**How to complete this task**
Give the number of lines in the data below where the string "title" occurs, and nothing else.

**Recorded information**
# # # # # # #
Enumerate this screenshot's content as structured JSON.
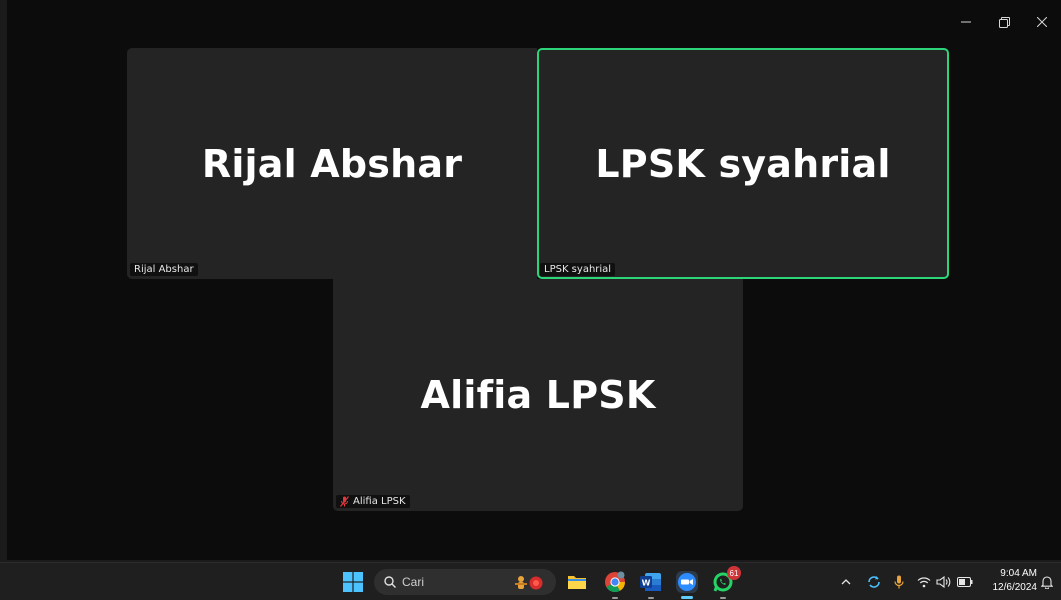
{
  "window": {
    "controls": [
      {
        "name": "minimize-button",
        "icon": "minimize-icon"
      },
      {
        "name": "restore-button",
        "icon": "restore-icon"
      },
      {
        "name": "close-button",
        "icon": "close-icon"
      }
    ]
  },
  "participants": [
    {
      "id": "rijal",
      "display_name": "Rijal Abshar",
      "name_tag": "Rijal Abshar",
      "muted": false,
      "active_speaker": false
    },
    {
      "id": "lpsk",
      "display_name": "LPSK syahrial",
      "name_tag": "LPSK syahrial",
      "muted": false,
      "active_speaker": true
    },
    {
      "id": "alifia",
      "display_name": "Alifia LPSK",
      "name_tag": "Alifia LPSK",
      "muted": true,
      "active_speaker": false
    }
  ],
  "colors": {
    "active_speaker_border": "#2ed47a",
    "muted_icon": "#e0393e",
    "tile_bg": "#242424",
    "taskbar_bg": "#1f1f1f"
  },
  "taskbar": {
    "search_placeholder": "Cari",
    "apps": [
      {
        "name": "start",
        "icon": "windows-logo-icon"
      },
      {
        "name": "file-explorer",
        "icon": "folder-icon"
      },
      {
        "name": "chrome",
        "icon": "chrome-icon"
      },
      {
        "name": "word",
        "icon": "word-icon"
      },
      {
        "name": "zoom",
        "icon": "zoom-icon",
        "active": true
      },
      {
        "name": "whatsapp",
        "icon": "whatsapp-icon",
        "badge": "61"
      }
    ],
    "tray": {
      "icons": [
        "chevron-up-icon",
        "sync-icon",
        "microphone-icon",
        "wifi-icon",
        "volume-icon",
        "battery-icon",
        "notification-bell-icon"
      ],
      "time": "9:04 AM",
      "date": "12/6/2024"
    }
  }
}
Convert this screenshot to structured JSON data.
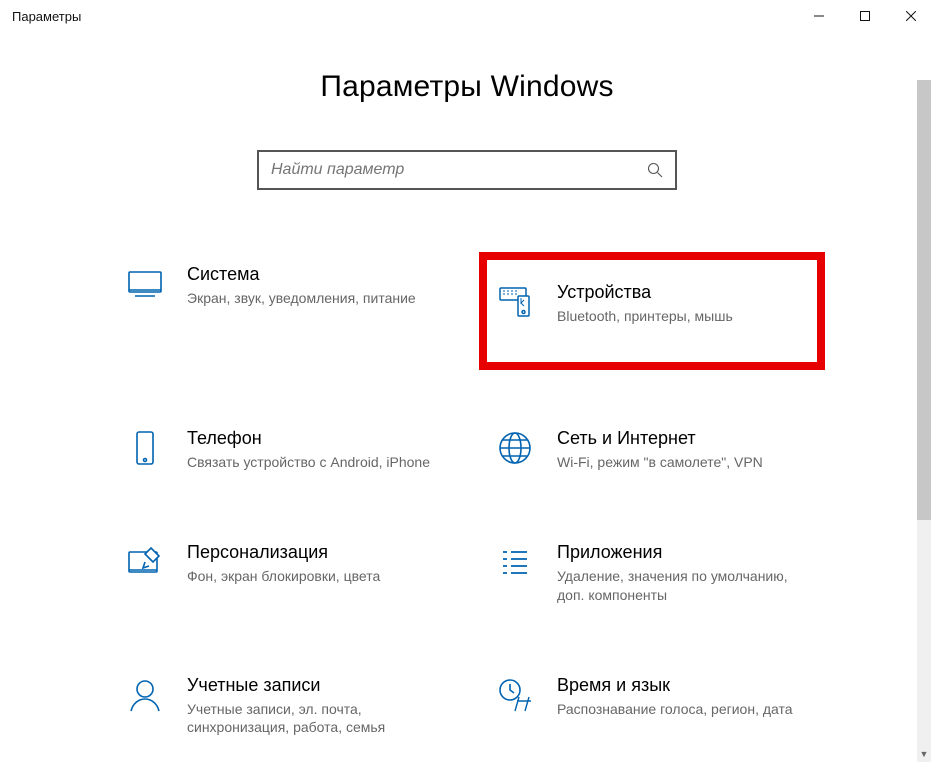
{
  "window": {
    "title": "Параметры"
  },
  "page": {
    "heading": "Параметры Windows"
  },
  "search": {
    "placeholder": "Найти параметр"
  },
  "tiles": {
    "system": {
      "title": "Система",
      "desc": "Экран, звук, уведомления, питание"
    },
    "devices": {
      "title": "Устройства",
      "desc": "Bluetooth, принтеры, мышь"
    },
    "phone": {
      "title": "Телефон",
      "desc": "Связать устройство с Android, iPhone"
    },
    "network": {
      "title": "Сеть и Интернет",
      "desc": "Wi-Fi, режим \"в самолете\", VPN"
    },
    "personalization": {
      "title": "Персонализация",
      "desc": "Фон, экран блокировки, цвета"
    },
    "apps": {
      "title": "Приложения",
      "desc": "Удаление, значения по умолчанию, доп. компоненты"
    },
    "accounts": {
      "title": "Учетные записи",
      "desc": "Учетные записи, эл. почта, синхронизация, работа, семья"
    },
    "timelang": {
      "title": "Время и язык",
      "desc": "Распознавание голоса, регион, дата"
    }
  }
}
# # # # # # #
**Output of the exercise**
9